Half a world away, people in my hometown in India had to endure weather events on a much bigger, badder scale- Southern Maharashtra experienced historic monsoon rains and unprecedented flooding- with the resulting evacuations, water-borne diseases and colossal damage. 

Climate change is here, folks. I wonder how long we will live our carefree lives with abundant food. On a day to day basis, there are a few things I try to do- eat a mostly plant based diet, be a thrifty and vigilant cook so as to minimize food waste, and enjoy food but don't consume more than you need. Incidentally, that last point- that overeating is food waste- has led to a big mindset change for me in the last few months and I am healthier for it. 

Meanwhile in mid-August, our family saw the start of a new school year. Our meals were mostly simple affairs, centered on vegetables. You know how some people don't like their food "to touch"? They want each component of the meal to be separate. I am not that person. I like my food all mixed in together, nice and happy. Bowl meals are certainly trending in my kitchen and they lend themselves to piling on ingredients resourcefully, with a sauce, dressing or condiment to tie everything together. 

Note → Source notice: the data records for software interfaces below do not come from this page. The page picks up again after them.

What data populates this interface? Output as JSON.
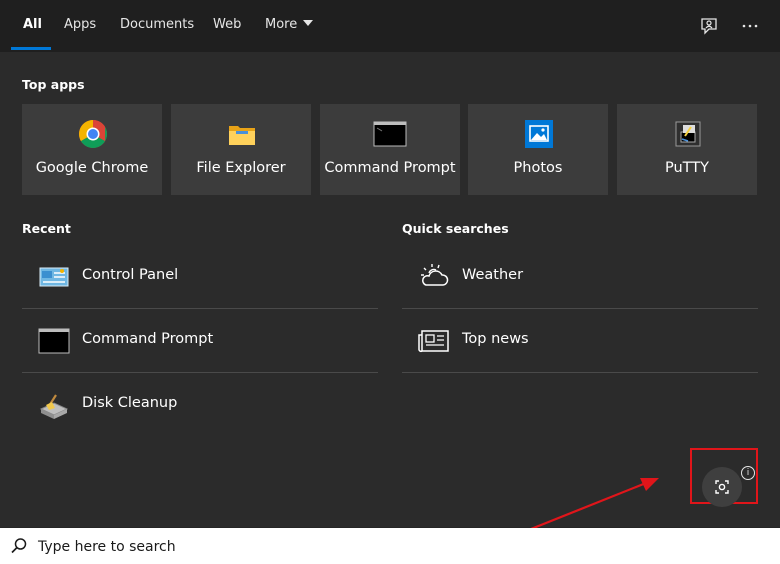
{
  "tabs": [
    {
      "label": "All",
      "active": true
    },
    {
      "label": "Apps"
    },
    {
      "label": "Documents"
    },
    {
      "label": "Web"
    },
    {
      "label": "More"
    }
  ],
  "top_apps": {
    "title": "Top apps",
    "items": [
      {
        "label": "Google Chrome",
        "icon": "chrome-icon"
      },
      {
        "label": "File Explorer",
        "icon": "folder-icon"
      },
      {
        "label": "Command Prompt",
        "icon": "terminal-icon"
      },
      {
        "label": "Photos",
        "icon": "photos-icon"
      },
      {
        "label": "PuTTY",
        "icon": "putty-icon"
      }
    ]
  },
  "recent": {
    "title": "Recent",
    "items": [
      {
        "label": "Control Panel",
        "icon": "control-panel-icon"
      },
      {
        "label": "Command Prompt",
        "icon": "terminal-icon"
      },
      {
        "label": "Disk Cleanup",
        "icon": "disk-cleanup-icon"
      }
    ]
  },
  "quick_searches": {
    "title": "Quick searches",
    "items": [
      {
        "label": "Weather",
        "icon": "weather-icon"
      },
      {
        "label": "Top news",
        "icon": "news-icon"
      }
    ]
  },
  "info_glyph": "i",
  "search": {
    "placeholder": "Type here to search"
  },
  "colors": {
    "accent": "#0078d7",
    "highlight": "#e0151a",
    "tile_bg": "#3c3c3c",
    "panel_bg": "#2b2b2b"
  }
}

Here's a look at some recent bowl dinners:

An ingredient that's new to my kitchen this month is soybean spaghetti. I found it at Aldi's, a dried pasta made entirely of soybeans, making it a high-protein and high-fiber food. I tried it two ways- first as a quick noodle stir fry with vegetables, and the other as a cold noodle salad with a peanut sauce. It was wonderful both ways. 

While I make "regular" noodles often, once in a while my daughter begs and pleads for Maggi noodles and I give in. When we made it on a particularly rainy day this month, I put some cooked Maggi noodles on a bed of baked bok choy and tofu to make a complete meal. 

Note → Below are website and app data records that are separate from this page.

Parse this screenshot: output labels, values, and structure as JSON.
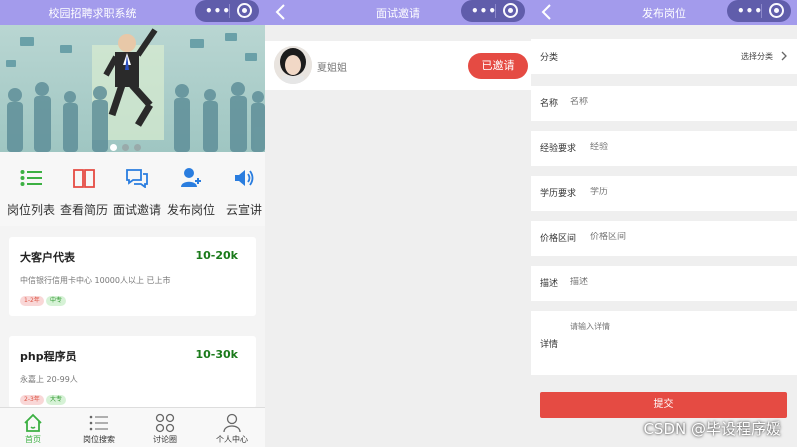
{
  "home": {
    "nav_title": "校园招聘求职系统",
    "menu": [
      {
        "label": "岗位列表",
        "icon": "list-icon"
      },
      {
        "label": "查看简历",
        "icon": "book-icon"
      },
      {
        "label": "面试邀请",
        "icon": "chat-icon"
      },
      {
        "label": "发布岗位",
        "icon": "add-user-icon"
      },
      {
        "label": "云宣讲",
        "icon": "speaker-icon"
      }
    ],
    "jobs": [
      {
        "title": "大客户代表",
        "salary": "10-20k",
        "info": "中信银行信用卡中心 10000人以上 已上市",
        "experience": "1-2年",
        "education": "中专"
      },
      {
        "title": "php程序员",
        "salary": "10-30k",
        "info": "永嘉上 20-99人",
        "experience": "2-3年",
        "education": "大专"
      }
    ],
    "tabs": [
      {
        "label": "首页",
        "icon": "home-icon"
      },
      {
        "label": "岗位搜索",
        "icon": "list-icon"
      },
      {
        "label": "讨论圈",
        "icon": "grid-icon"
      },
      {
        "label": "个人中心",
        "icon": "person-icon"
      }
    ]
  },
  "invite": {
    "nav_title": "面试邀请",
    "name": "夏姐姐",
    "button": "已邀请"
  },
  "publish": {
    "nav_title": "发布岗位",
    "category_label": "分类",
    "category_value": "选择分类",
    "fields": [
      {
        "label": "名称",
        "placeholder": "名称"
      },
      {
        "label": "经验要求",
        "placeholder": "经验"
      },
      {
        "label": "学历要求",
        "placeholder": "学历"
      },
      {
        "label": "价格区间",
        "placeholder": "价格区间"
      },
      {
        "label": "描述",
        "placeholder": "描述"
      }
    ],
    "detail_label": "详情",
    "detail_placeholder": "请输入详情",
    "submit": "提交"
  },
  "watermark": "CSDN @毕设程序媛",
  "colors": {
    "nav": "#a39bec",
    "accent_red": "#e54b43",
    "salary_green": "#1a7a1a",
    "tab_active": "#3cb043"
  }
}
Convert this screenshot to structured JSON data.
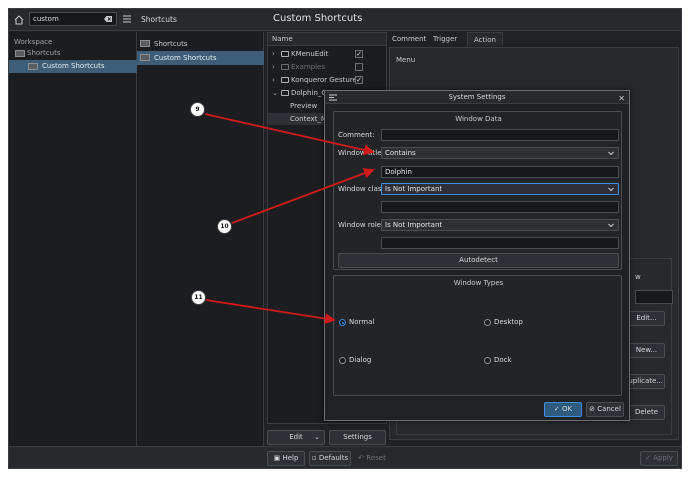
{
  "topbar": {
    "search_value": "custom",
    "breadcrumb": "Shortcuts",
    "page_title": "Custom Shortcuts"
  },
  "sidebar": {
    "heading": "Workspace",
    "items": [
      {
        "label": "Shortcuts"
      },
      {
        "label": "Custom Shortcuts"
      }
    ]
  },
  "list": {
    "items": [
      {
        "label": "Shortcuts"
      },
      {
        "label": "Custom Shortcuts"
      }
    ]
  },
  "tree": {
    "header": "Name",
    "rows": [
      {
        "label": "KMenuEdit",
        "checked": true
      },
      {
        "label": "Examples",
        "checked": false
      },
      {
        "label": "Konqueror Gestures",
        "checked": true
      },
      {
        "label": "Dolphin_Custom",
        "checked": true
      },
      {
        "label": "Preview"
      },
      {
        "label": "Context_Menu"
      }
    ]
  },
  "tabs": {
    "items": [
      {
        "label": "Comment"
      },
      {
        "label": "Trigger"
      },
      {
        "label": "Action"
      }
    ],
    "action_menu_label": "Menu"
  },
  "right_buttons": {
    "edit": "Edit...",
    "new": "New...",
    "duplicate": "Duplicate...",
    "delete": "Delete",
    "partial_text": "w"
  },
  "tree_buttons": {
    "edit": "Edit",
    "settings": "Settings"
  },
  "bottombar": {
    "help": "Help",
    "defaults": "Defaults",
    "reset": "Reset",
    "apply": "Apply"
  },
  "dialog": {
    "title": "System Settings",
    "window_data": {
      "heading": "Window Data",
      "comment_label": "Comment:",
      "comment_value": "",
      "window_title_label": "Window title:",
      "window_title_mode": "Contains",
      "window_title_value": "Dolphin",
      "window_class_label": "Window class:",
      "window_class_mode": "Is Not Important",
      "window_class_value": "",
      "window_role_label": "Window role:",
      "window_role_mode": "Is Not Important",
      "window_role_value": "",
      "autodetect": "Autodetect"
    },
    "window_types": {
      "heading": "Window Types",
      "options": [
        {
          "label": "Normal",
          "selected": true
        },
        {
          "label": "Desktop",
          "selected": false
        },
        {
          "label": "Dialog",
          "selected": false
        },
        {
          "label": "Dock",
          "selected": false
        }
      ]
    },
    "ok": "OK",
    "cancel": "Cancel"
  },
  "annotations": {
    "callouts": [
      "9",
      "10",
      "11"
    ],
    "arrow_color": "#d11a1a"
  },
  "colors": {
    "accent": "#3d8ee0",
    "selection": "#3d5d78",
    "background": "#1f2124"
  }
}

This bowl was a result of a fridge-cleaning exercise. I used up half of a can of coconut milk, some eggplants and the last of a bottle of Vietnamese curry powder to make a quick eggplant curry in the Instant pot. Then added to it some cooked rice, roasted mixed vegetables and a dollop of our favorite chilly crisp sauce.

Here's a bowl of salad converted to a meal by topping it with a slice of pizza and omelet strips

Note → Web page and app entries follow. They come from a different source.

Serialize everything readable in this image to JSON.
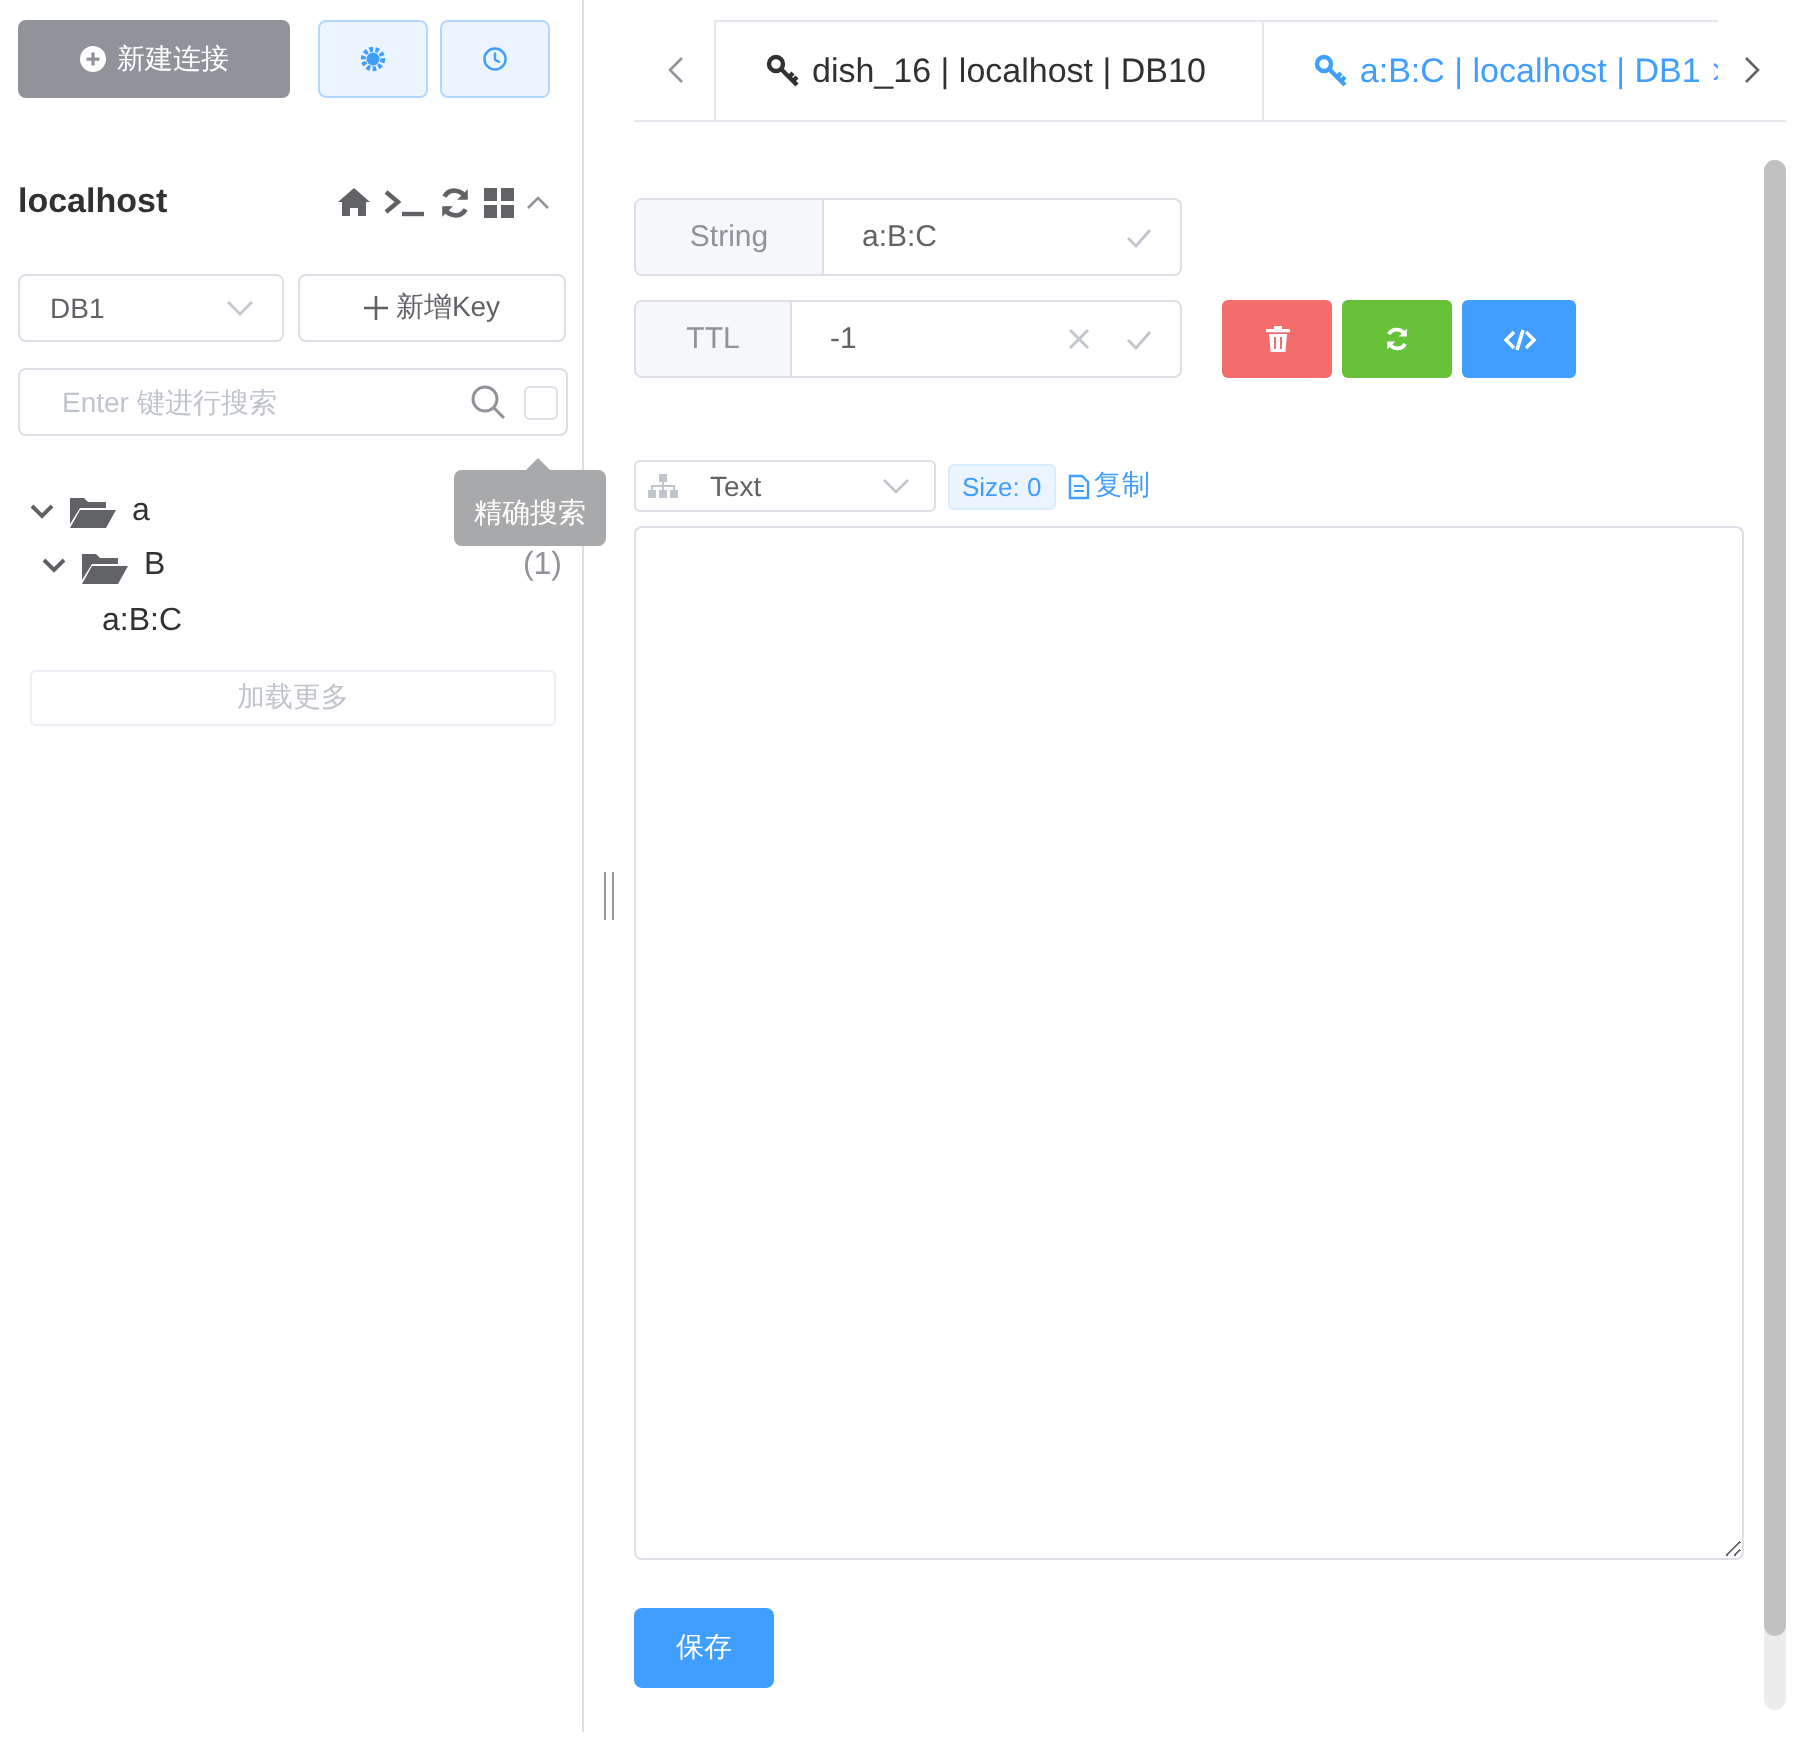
{
  "sidebar": {
    "new_connection_button": "新建连接",
    "connection": {
      "name": "localhost",
      "expanded": true
    },
    "db_select": "DB1",
    "add_key_button": "新增Key",
    "search": {
      "placeholder": "Enter 键进行搜索",
      "exact_checked": false,
      "tooltip": "精确搜索"
    },
    "tree": [
      {
        "label": "a",
        "expanded": true,
        "children": [
          {
            "label": "B",
            "count": "(1)",
            "expanded": true,
            "children": [
              {
                "label": "a:B:C"
              }
            ]
          }
        ]
      }
    ],
    "load_more_button": {
      "label": "加载更多",
      "disabled": true
    }
  },
  "tabs": [
    {
      "label": "dish_16 | localhost | DB10",
      "selected": false
    },
    {
      "label": "a:B:C | localhost | DB1",
      "selected": true
    }
  ],
  "key": {
    "type": "String",
    "name": "a:B:C",
    "ttl_label": "TTL",
    "ttl": "-1"
  },
  "value": {
    "format": "Text",
    "size": "Size: 0",
    "copy": "复制"
  },
  "save_button": "保存"
}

My favorite salad of the month was a rajma salad, made by tossing cooked kidney beans with chopped onions and tomatoes, cilantro, shredded carrots and a lemon-olive oil dressing.

I love these bean salads but really struggle with cooking beans perfectly so they are just tender and not falling apart. Mushy beans are fine in a curry but not as good in a salad. Clearly I need to tinker with reducing cooking times. 


* * *
I made this T-shirt for V for Fathers' Day- two embroidered hand prints from our son and daughter and one paw print from the dogly son, each with a little heart. This is a quick and satisfying project and needs very minimal embroidery skills.

Trace hands onto a water-soluble stabilizer (I used sulky-solvy). While not absolutely necessary, it makes the fabric easier to embroider. For Duncan, I tried to get a paw print but he would have none of it, so I measured his paw and drew it freehand on the stabilizer. Adhere the stabilizer onto a T-shirt following package directions.

Using chain stitch (or other preferred stitch), embroider around all traced patterns.

Soak the shirt in cold water to wash off the stabilizer. Ta da!



Finally, a pic of our urban wildlife:
A pair of fawns (nicknamed Holly and Rocky by the resident critter-namer)
visit our front yard nearly every day

Tell me your August highlights!